Suggested strategies for providing NSAID therapy in patients at risk for gastric ulcers include minimizing the dose of the NSAID, using less GI-toxic NSAIDs (ie, ibuprofen), co-administrations with misoprostol, co-administration with a PPI, using a COX-2 selective NSAID, or co-administration of a COX-2 inhibitor with a PPI.4,5 Normal doses of a histamine-2 receptor antagonist are not effective in reducing gastric ulcers and may mask warning symptoms of a more serious ulcer event.4 Double doses of H2RAs and standard dose PPI have been shown to be effective in reducing endoscopic gastric and duodenal ulcers.6 PREVACID NapraPAC provides a more convenient but more expensive option for co-administration of an NSAID with a PPI.
Dr. Elliott is Chair, Formulary Committee, Northern California Kaiser Permanente, and Assistant Clinical Professor of Medicine, University of California-San Francisco.
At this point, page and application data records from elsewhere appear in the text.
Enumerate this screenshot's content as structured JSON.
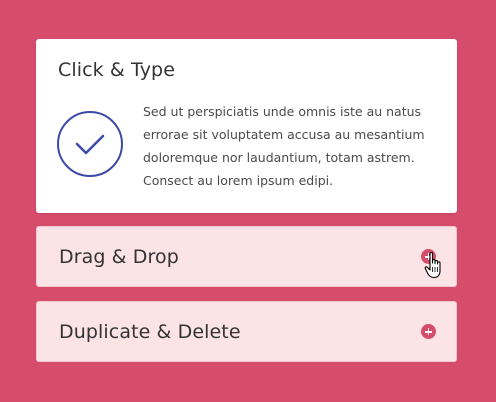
{
  "accordion": {
    "items": [
      {
        "title": "Click & Type",
        "expanded": true,
        "icon": "checkmark-circle-icon",
        "body_lines": [
          "Sed ut perspiciatis unde omnis iste au natus",
          "errorae sit voluptatem accusa au mesantium",
          "doloremque nor laudantium, totam astrem.",
          "Consect au lorem ipsum edipi."
        ]
      },
      {
        "title": "Drag & Drop",
        "expanded": false,
        "icon": "plus-circle-icon"
      },
      {
        "title": "Duplicate & Delete",
        "expanded": false,
        "icon": "plus-circle-icon"
      }
    ]
  },
  "colors": {
    "background": "#d64d6c",
    "accent": "#d64d6c",
    "check_icon": "#3e4aa8",
    "collapsed_panel": "#fbe3e6",
    "expanded_panel": "#ffffff"
  },
  "cursor": "hand-pointer-icon"
}
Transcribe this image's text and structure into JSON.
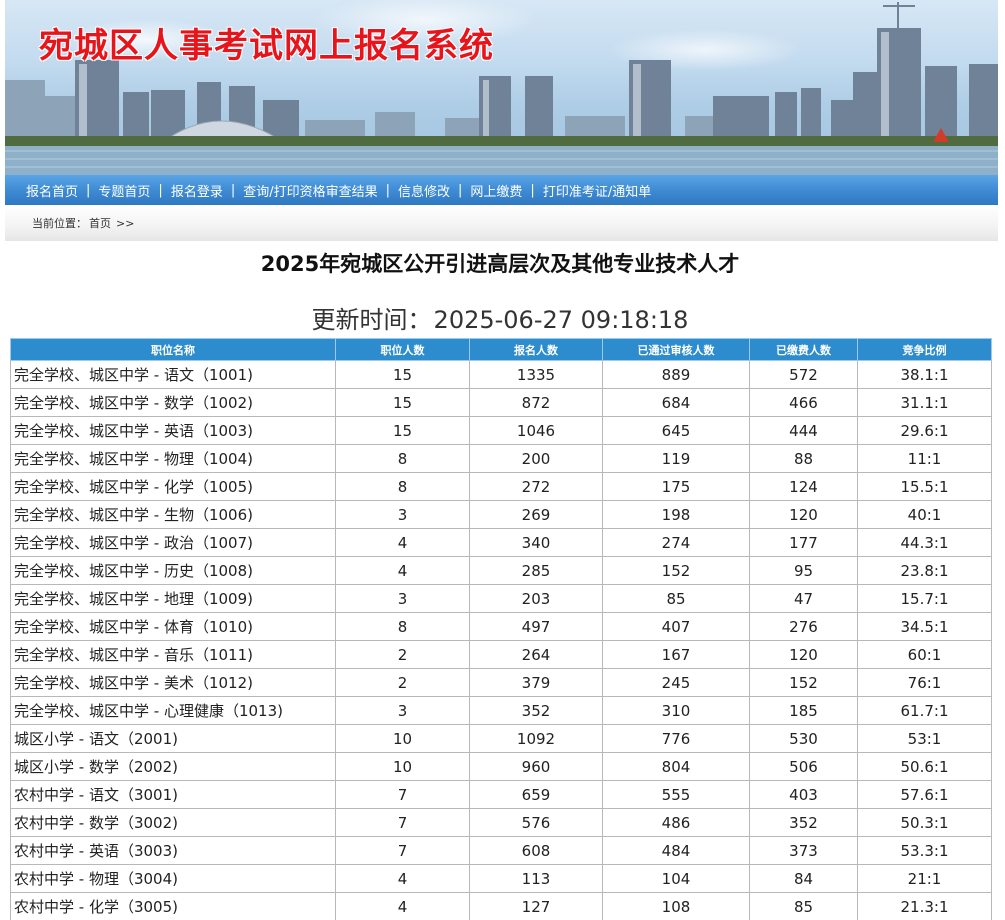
{
  "banner": {
    "title": "宛城区人事考试网上报名系统"
  },
  "nav": {
    "items": [
      "报名首页",
      "专题首页",
      "报名登录",
      "查询/打印资格审查结果",
      "信息修改",
      "网上缴费",
      "打印准考证/通知单"
    ],
    "separator": "|"
  },
  "breadcrumb": {
    "label": "当前位置：",
    "home": "首页",
    "arrow": ">>"
  },
  "page": {
    "title": "2025年宛城区公开引进高层次及其他专业技术人才",
    "update_label": "更新时间：",
    "update_time": "2025-06-27 09:18:18"
  },
  "table": {
    "headers": [
      "职位名称",
      "职位人数",
      "报名人数",
      "已通过审核人数",
      "已缴费人数",
      "竞争比例"
    ],
    "rows": [
      [
        "完全学校、城区中学 - 语文（1001)",
        "15",
        "1335",
        "889",
        "572",
        "38.1:1"
      ],
      [
        "完全学校、城区中学 - 数学（1002)",
        "15",
        "872",
        "684",
        "466",
        "31.1:1"
      ],
      [
        "完全学校、城区中学 - 英语（1003)",
        "15",
        "1046",
        "645",
        "444",
        "29.6:1"
      ],
      [
        "完全学校、城区中学 - 物理（1004)",
        "8",
        "200",
        "119",
        "88",
        "11:1"
      ],
      [
        "完全学校、城区中学 - 化学（1005)",
        "8",
        "272",
        "175",
        "124",
        "15.5:1"
      ],
      [
        "完全学校、城区中学 - 生物（1006)",
        "3",
        "269",
        "198",
        "120",
        "40:1"
      ],
      [
        "完全学校、城区中学 - 政治（1007)",
        "4",
        "340",
        "274",
        "177",
        "44.3:1"
      ],
      [
        "完全学校、城区中学 - 历史（1008)",
        "4",
        "285",
        "152",
        "95",
        "23.8:1"
      ],
      [
        "完全学校、城区中学 - 地理（1009)",
        "3",
        "203",
        "85",
        "47",
        "15.7:1"
      ],
      [
        "完全学校、城区中学 - 体育（1010)",
        "8",
        "497",
        "407",
        "276",
        "34.5:1"
      ],
      [
        "完全学校、城区中学 - 音乐（1011)",
        "2",
        "264",
        "167",
        "120",
        "60:1"
      ],
      [
        "完全学校、城区中学 - 美术（1012)",
        "2",
        "379",
        "245",
        "152",
        "76:1"
      ],
      [
        "完全学校、城区中学 - 心理健康（1013)",
        "3",
        "352",
        "310",
        "185",
        "61.7:1"
      ],
      [
        "城区小学 - 语文（2001)",
        "10",
        "1092",
        "776",
        "530",
        "53:1"
      ],
      [
        "城区小学 - 数学（2002)",
        "10",
        "960",
        "804",
        "506",
        "50.6:1"
      ],
      [
        "农村中学 - 语文（3001)",
        "7",
        "659",
        "555",
        "403",
        "57.6:1"
      ],
      [
        "农村中学 - 数学（3002)",
        "7",
        "576",
        "486",
        "352",
        "50.3:1"
      ],
      [
        "农村中学 - 英语（3003)",
        "7",
        "608",
        "484",
        "373",
        "53.3:1"
      ],
      [
        "农村中学 - 物理（3004)",
        "4",
        "113",
        "104",
        "84",
        "21:1"
      ],
      [
        "农村中学 - 化学（3005)",
        "4",
        "127",
        "108",
        "85",
        "21.3:1"
      ]
    ]
  }
}
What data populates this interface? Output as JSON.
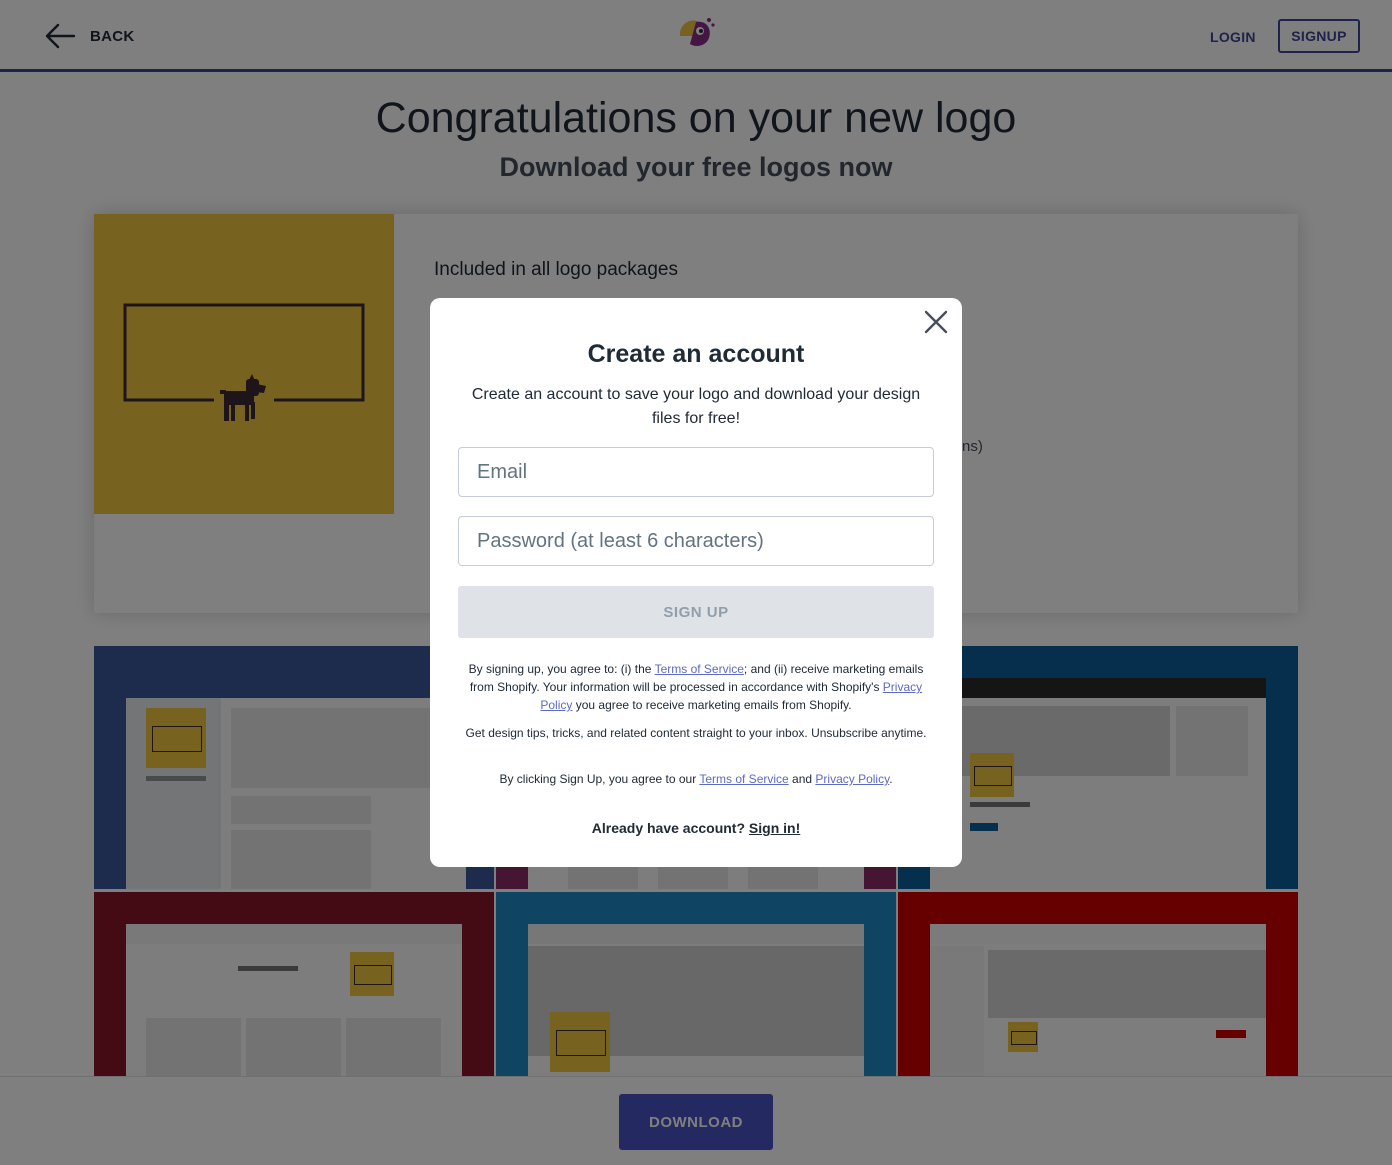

Dr. Chan is Pharmacy Quality and Outcomes Manager, Kaiser Permanente, Oakland, CA. Both are associate editors of Internal Medicine Alert.
1. PREVACID NapraPAC product information. TAP Pharmaceutical Product Inc. November 2003.
2. Graham DY et al. Arch Intern Med. 2002;162:169-175.
3. Graham DY. Helicobacter. 2002;7(1):1-8.
4. Hawkey CJ, Langman MJS. Gut. 2003;52:600-608.
5. Brown GJ, Yeomans ND. Drug Saf. 1999;21(6):503-512.
6. Rostom A et al. Cochrane Database Syst Rev. 2002;(4):CD002296.